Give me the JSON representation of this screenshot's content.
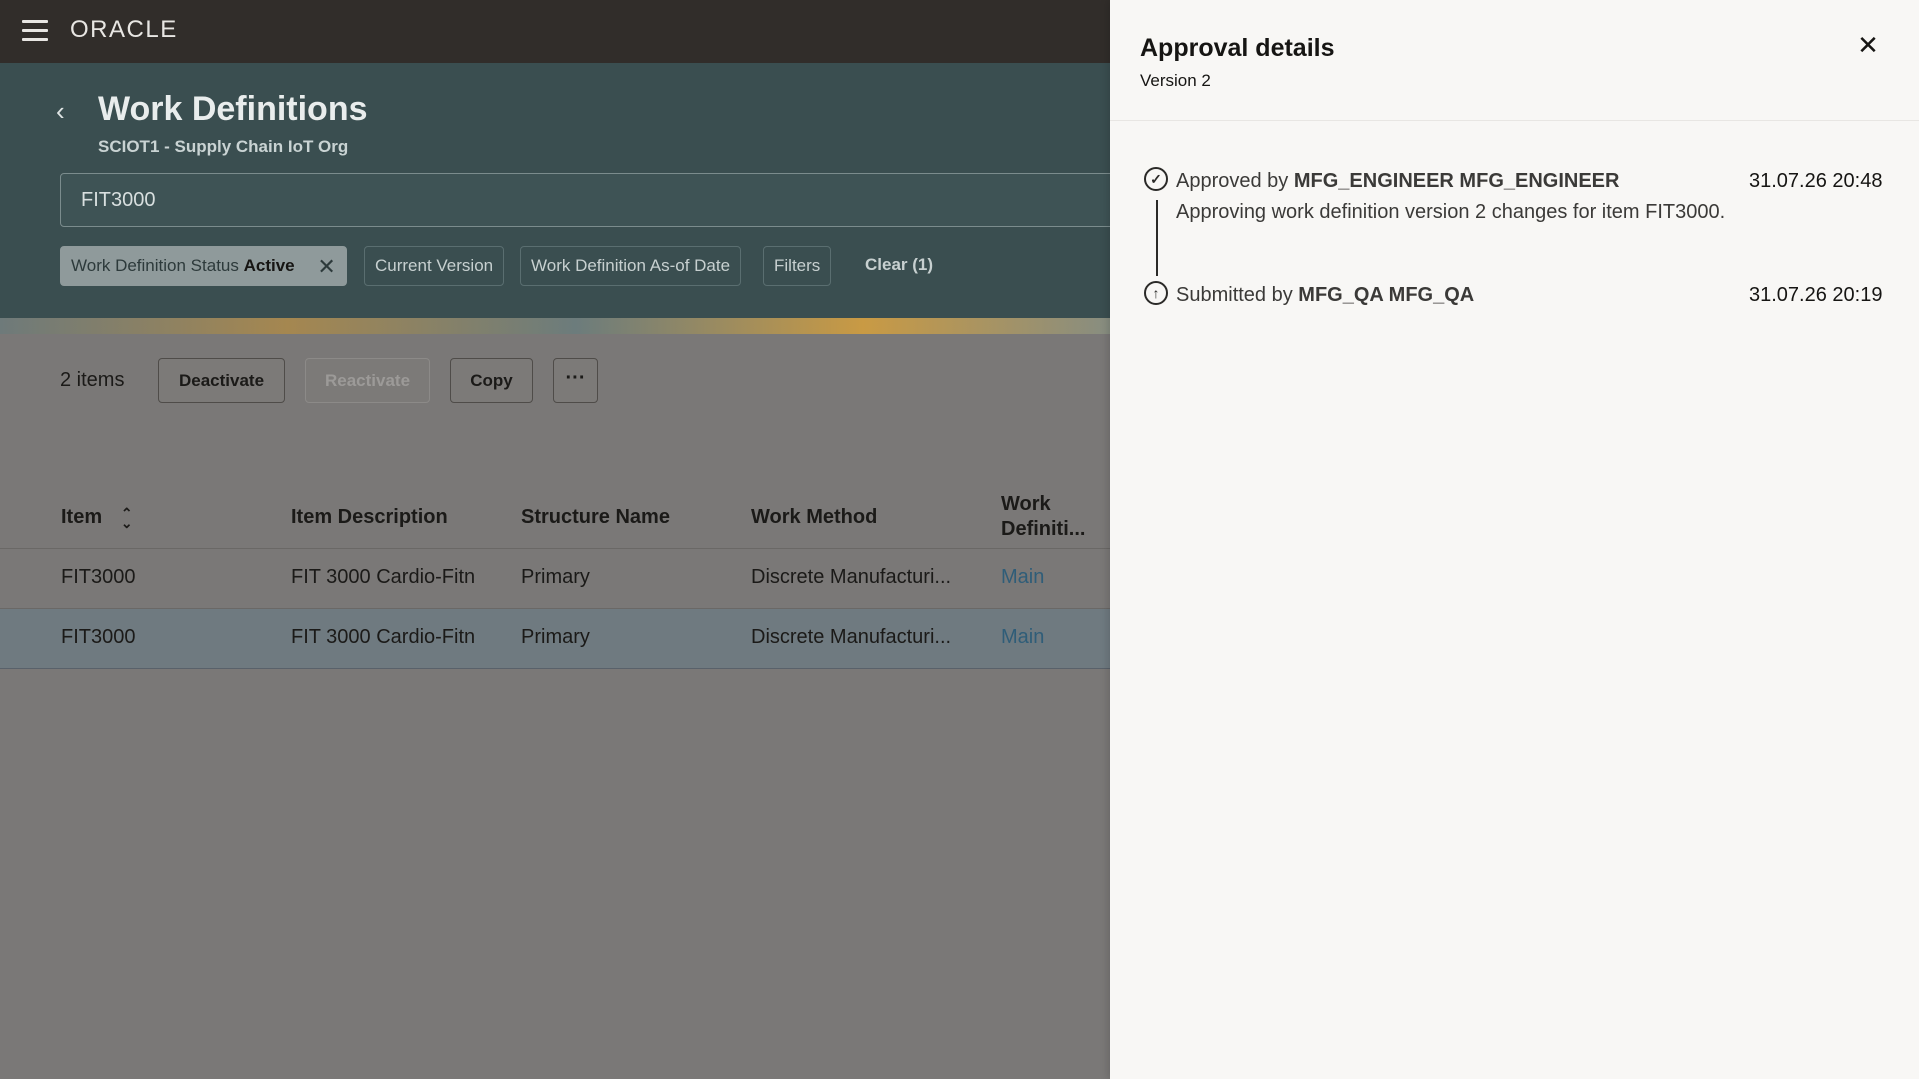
{
  "topbar": {
    "logo": "ORACLE"
  },
  "header": {
    "title": "Work Definitions",
    "subtitle": "SCIOT1 - Supply Chain IoT Org",
    "search_value": "FIT3000"
  },
  "filters": {
    "status_label": "Work Definition Status",
    "status_value": "Active",
    "current_version": "Current Version",
    "as_of_date": "Work Definition As-of Date",
    "filters": "Filters",
    "clear": "Clear (1)"
  },
  "toolbar": {
    "count": "2 items",
    "deactivate": "Deactivate",
    "reactivate": "Reactivate",
    "copy": "Copy",
    "more": "···"
  },
  "table": {
    "columns": [
      "Item",
      "Item Description",
      "Structure Name",
      "Work Method",
      "Work Definiti..."
    ],
    "column_work_line1": "Work",
    "rows": [
      {
        "item": "FIT3000",
        "description": "FIT 3000 Cardio-Fitn",
        "structure": "Primary",
        "method": "Discrete Manufacturi...",
        "work_def": "Main"
      },
      {
        "item": "FIT3000",
        "description": "FIT 3000 Cardio-Fitn",
        "structure": "Primary",
        "method": "Discrete Manufacturi...",
        "work_def": "Main"
      }
    ]
  },
  "drawer": {
    "title": "Approval details",
    "subtitle": "Version 2",
    "timeline": [
      {
        "prefix": "Approved by",
        "user": "MFG_ENGINEER MFG_ENGINEER",
        "date": "31.07.26 20:48",
        "comment": "Approving work definition version 2 changes for item FIT3000.",
        "icon": "check-circle-icon"
      },
      {
        "prefix": "Submitted by",
        "user": "MFG_QA MFG_QA",
        "date": "31.07.26 20:19",
        "comment": "",
        "icon": "upload-circle-icon"
      }
    ]
  },
  "colors": {
    "topbar": "#312d2a",
    "header": "#3a4e50",
    "drawer_bg": "#f8f7f5",
    "link": "#2f5d78"
  }
}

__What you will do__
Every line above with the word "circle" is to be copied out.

__Response box__
        "icon": "check-circle-icon"
        "icon": "upload-circle-icon"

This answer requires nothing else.